Interface dataset entries:
>>>

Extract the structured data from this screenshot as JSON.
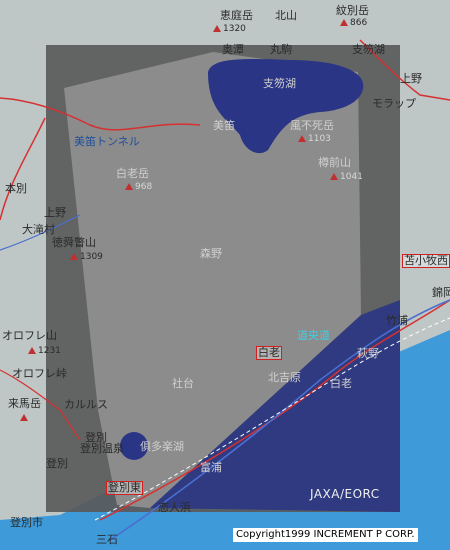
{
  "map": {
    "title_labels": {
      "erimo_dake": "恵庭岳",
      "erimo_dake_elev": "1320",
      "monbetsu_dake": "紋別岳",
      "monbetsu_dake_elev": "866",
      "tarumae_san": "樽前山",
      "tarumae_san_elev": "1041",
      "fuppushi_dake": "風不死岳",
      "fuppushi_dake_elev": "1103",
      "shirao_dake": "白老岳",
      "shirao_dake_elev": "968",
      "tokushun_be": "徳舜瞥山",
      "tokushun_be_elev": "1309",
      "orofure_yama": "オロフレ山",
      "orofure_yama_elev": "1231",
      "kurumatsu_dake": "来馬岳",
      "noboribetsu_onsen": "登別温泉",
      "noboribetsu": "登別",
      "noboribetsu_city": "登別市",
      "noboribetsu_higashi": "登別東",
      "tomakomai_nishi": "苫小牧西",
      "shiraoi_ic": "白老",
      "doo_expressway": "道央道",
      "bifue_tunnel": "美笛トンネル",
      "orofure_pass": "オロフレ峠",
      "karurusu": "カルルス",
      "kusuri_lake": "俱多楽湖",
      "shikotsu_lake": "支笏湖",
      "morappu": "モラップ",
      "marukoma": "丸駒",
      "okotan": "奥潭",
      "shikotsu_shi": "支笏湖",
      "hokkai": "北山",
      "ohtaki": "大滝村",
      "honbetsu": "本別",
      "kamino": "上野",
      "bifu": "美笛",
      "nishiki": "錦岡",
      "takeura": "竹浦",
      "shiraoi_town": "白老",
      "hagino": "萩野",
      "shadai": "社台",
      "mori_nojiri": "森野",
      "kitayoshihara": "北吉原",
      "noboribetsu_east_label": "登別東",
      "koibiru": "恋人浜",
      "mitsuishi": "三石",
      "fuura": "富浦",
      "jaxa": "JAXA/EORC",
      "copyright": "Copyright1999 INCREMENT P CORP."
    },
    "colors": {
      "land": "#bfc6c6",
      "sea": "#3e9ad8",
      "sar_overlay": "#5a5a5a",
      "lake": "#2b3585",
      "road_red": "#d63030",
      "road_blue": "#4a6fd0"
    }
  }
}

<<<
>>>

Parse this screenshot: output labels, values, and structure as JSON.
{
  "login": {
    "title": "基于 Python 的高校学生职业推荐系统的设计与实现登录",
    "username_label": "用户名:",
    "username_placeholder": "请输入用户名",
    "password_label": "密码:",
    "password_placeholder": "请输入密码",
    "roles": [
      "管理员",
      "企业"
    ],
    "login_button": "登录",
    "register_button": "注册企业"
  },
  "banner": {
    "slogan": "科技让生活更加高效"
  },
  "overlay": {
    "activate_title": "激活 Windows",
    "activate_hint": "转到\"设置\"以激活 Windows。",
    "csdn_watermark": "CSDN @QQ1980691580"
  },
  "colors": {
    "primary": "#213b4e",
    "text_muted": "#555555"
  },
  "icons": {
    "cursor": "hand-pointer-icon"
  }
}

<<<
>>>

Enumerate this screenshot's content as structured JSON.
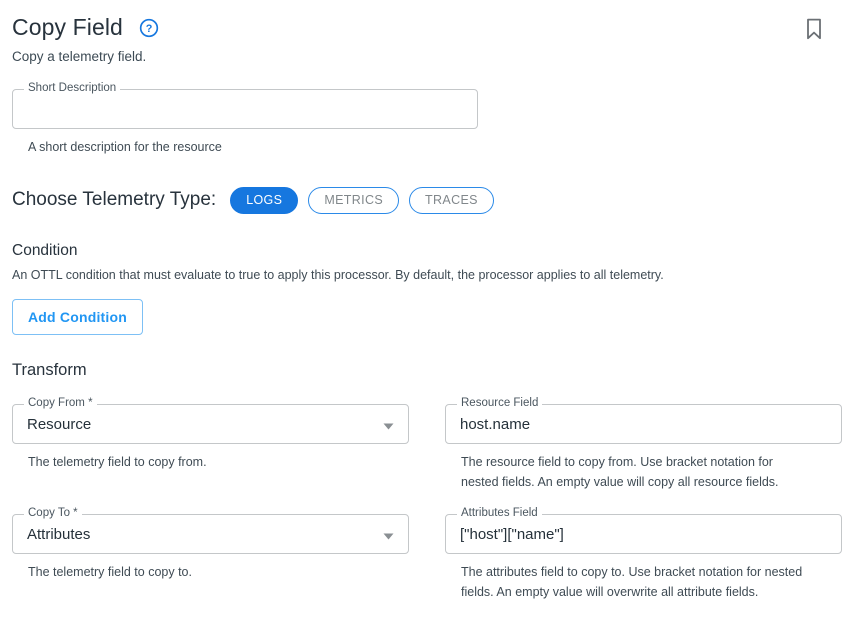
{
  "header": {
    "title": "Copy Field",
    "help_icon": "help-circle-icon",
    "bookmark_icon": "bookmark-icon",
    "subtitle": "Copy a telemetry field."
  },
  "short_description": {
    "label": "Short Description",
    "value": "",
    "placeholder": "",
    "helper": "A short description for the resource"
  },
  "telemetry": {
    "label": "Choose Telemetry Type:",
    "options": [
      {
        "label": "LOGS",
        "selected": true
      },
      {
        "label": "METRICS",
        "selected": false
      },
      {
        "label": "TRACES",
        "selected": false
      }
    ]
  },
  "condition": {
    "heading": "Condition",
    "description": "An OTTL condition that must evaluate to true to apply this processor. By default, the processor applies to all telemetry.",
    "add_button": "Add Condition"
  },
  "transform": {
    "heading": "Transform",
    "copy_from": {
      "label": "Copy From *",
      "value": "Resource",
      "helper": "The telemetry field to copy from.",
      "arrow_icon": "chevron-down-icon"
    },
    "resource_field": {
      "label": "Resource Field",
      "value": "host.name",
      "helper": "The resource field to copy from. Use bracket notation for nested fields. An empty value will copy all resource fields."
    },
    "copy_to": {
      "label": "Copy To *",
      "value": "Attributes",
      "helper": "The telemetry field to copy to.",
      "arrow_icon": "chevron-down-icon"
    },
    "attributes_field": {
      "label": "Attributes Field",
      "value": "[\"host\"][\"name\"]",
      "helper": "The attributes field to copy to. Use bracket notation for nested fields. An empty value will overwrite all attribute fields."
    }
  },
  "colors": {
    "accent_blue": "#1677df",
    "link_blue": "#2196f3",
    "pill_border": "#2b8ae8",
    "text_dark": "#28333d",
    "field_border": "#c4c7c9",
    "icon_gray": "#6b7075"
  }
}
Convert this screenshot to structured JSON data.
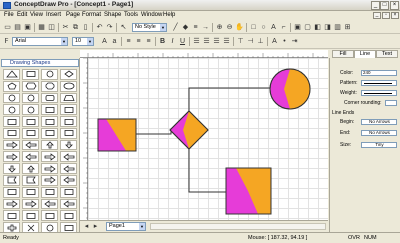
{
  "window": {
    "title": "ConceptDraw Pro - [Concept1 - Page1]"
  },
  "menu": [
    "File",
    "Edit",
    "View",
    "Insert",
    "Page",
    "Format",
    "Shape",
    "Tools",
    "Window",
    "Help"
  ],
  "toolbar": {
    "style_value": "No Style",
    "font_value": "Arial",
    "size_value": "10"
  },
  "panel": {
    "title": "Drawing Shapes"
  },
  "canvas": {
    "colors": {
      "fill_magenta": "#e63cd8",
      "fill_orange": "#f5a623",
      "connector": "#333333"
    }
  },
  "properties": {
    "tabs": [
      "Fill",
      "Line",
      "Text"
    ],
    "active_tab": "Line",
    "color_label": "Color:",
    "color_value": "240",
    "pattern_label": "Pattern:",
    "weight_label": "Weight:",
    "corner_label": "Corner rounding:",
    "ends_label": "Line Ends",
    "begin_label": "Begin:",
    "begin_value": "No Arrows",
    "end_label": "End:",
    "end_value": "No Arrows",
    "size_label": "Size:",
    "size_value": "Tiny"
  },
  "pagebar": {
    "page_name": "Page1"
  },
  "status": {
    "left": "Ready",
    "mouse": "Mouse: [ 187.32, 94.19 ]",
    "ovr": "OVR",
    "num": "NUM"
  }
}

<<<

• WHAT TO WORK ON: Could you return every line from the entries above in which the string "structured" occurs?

• ANSWER FOR THE TASK:
Extract the structured data from this screenshot as JSON.
Enumerate this screenshot's content as structured JSON.
Convert this screenshot to structured JSON data.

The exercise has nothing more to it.